▸ Work request: Look through the data that follows and copy each line with the string "Untitled".

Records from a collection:
━━━━━━━━

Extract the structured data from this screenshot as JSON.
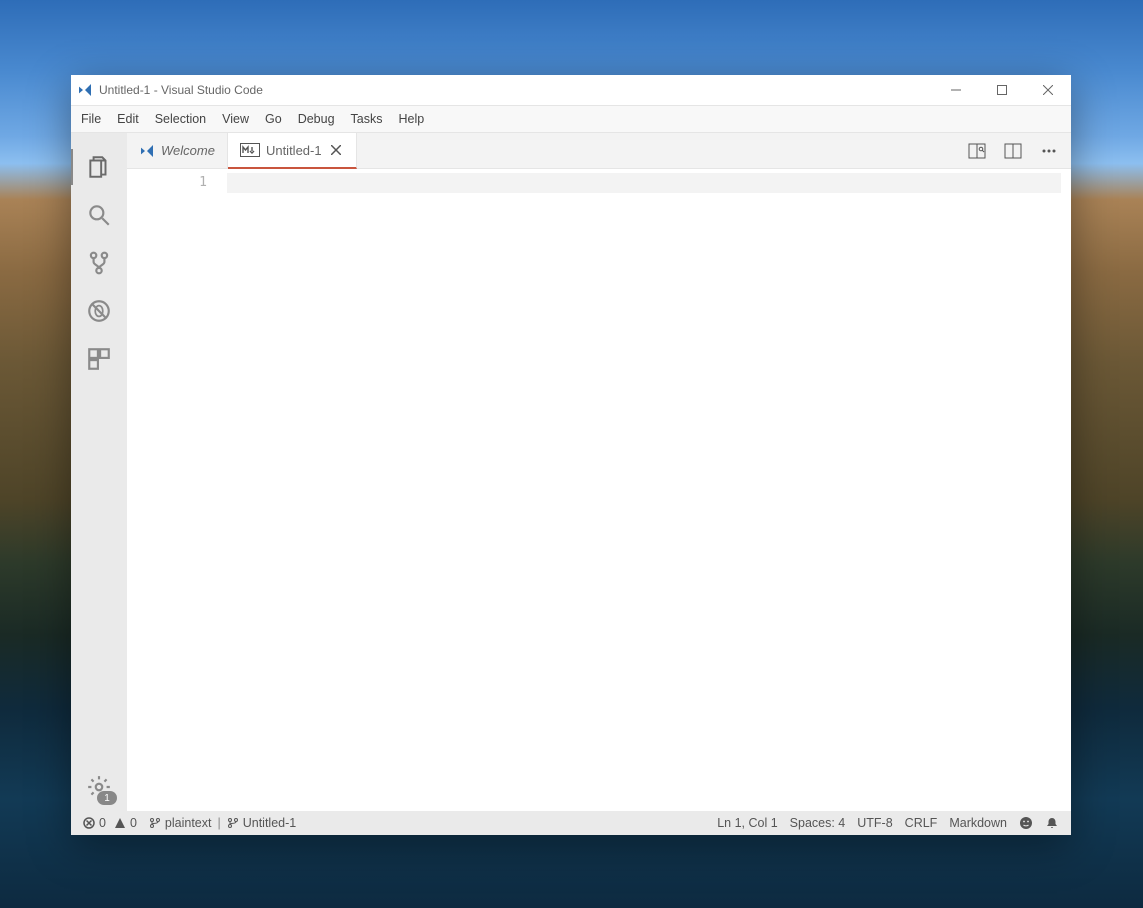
{
  "window": {
    "title": "Untitled-1 - Visual Studio Code"
  },
  "menubar": [
    "File",
    "Edit",
    "Selection",
    "View",
    "Go",
    "Debug",
    "Tasks",
    "Help"
  ],
  "activitybar": {
    "items": [
      {
        "name": "explorer-icon"
      },
      {
        "name": "search-icon"
      },
      {
        "name": "source-control-icon"
      },
      {
        "name": "debug-icon"
      },
      {
        "name": "extensions-icon"
      }
    ],
    "settings_badge": "1"
  },
  "tabs": [
    {
      "label": "Welcome",
      "icon": "vscode-icon",
      "italic": true,
      "active": false
    },
    {
      "label": "Untitled-1",
      "icon": "markdown-icon",
      "italic": false,
      "active": true
    }
  ],
  "editor": {
    "line_numbers": [
      "1"
    ]
  },
  "statusbar": {
    "errors": "0",
    "warnings": "0",
    "left_items": [
      {
        "icon": "git-branch-icon",
        "text": "plaintext"
      },
      {
        "separator": "|"
      },
      {
        "icon": "git-branch-icon",
        "text": "Untitled-1"
      }
    ],
    "cursor": "Ln 1, Col 1",
    "spaces": "Spaces: 4",
    "encoding": "UTF-8",
    "eol": "CRLF",
    "language": "Markdown"
  }
}
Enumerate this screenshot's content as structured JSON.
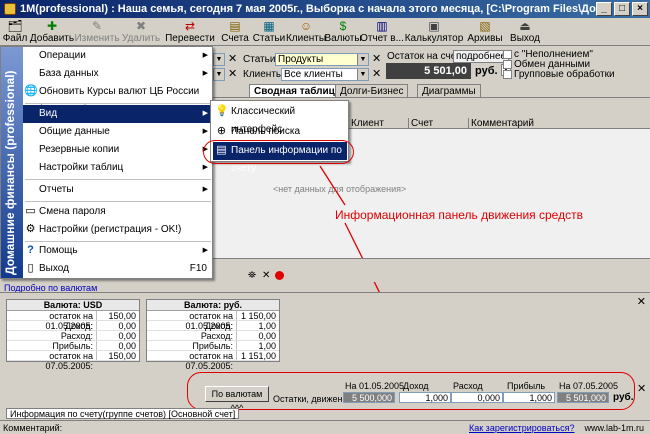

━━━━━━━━

▸ Exercise result:
    "title": "Untitled-1 - Visual Studio Code"
      "label": "Untitled-1",
        "text": "Untitled-1"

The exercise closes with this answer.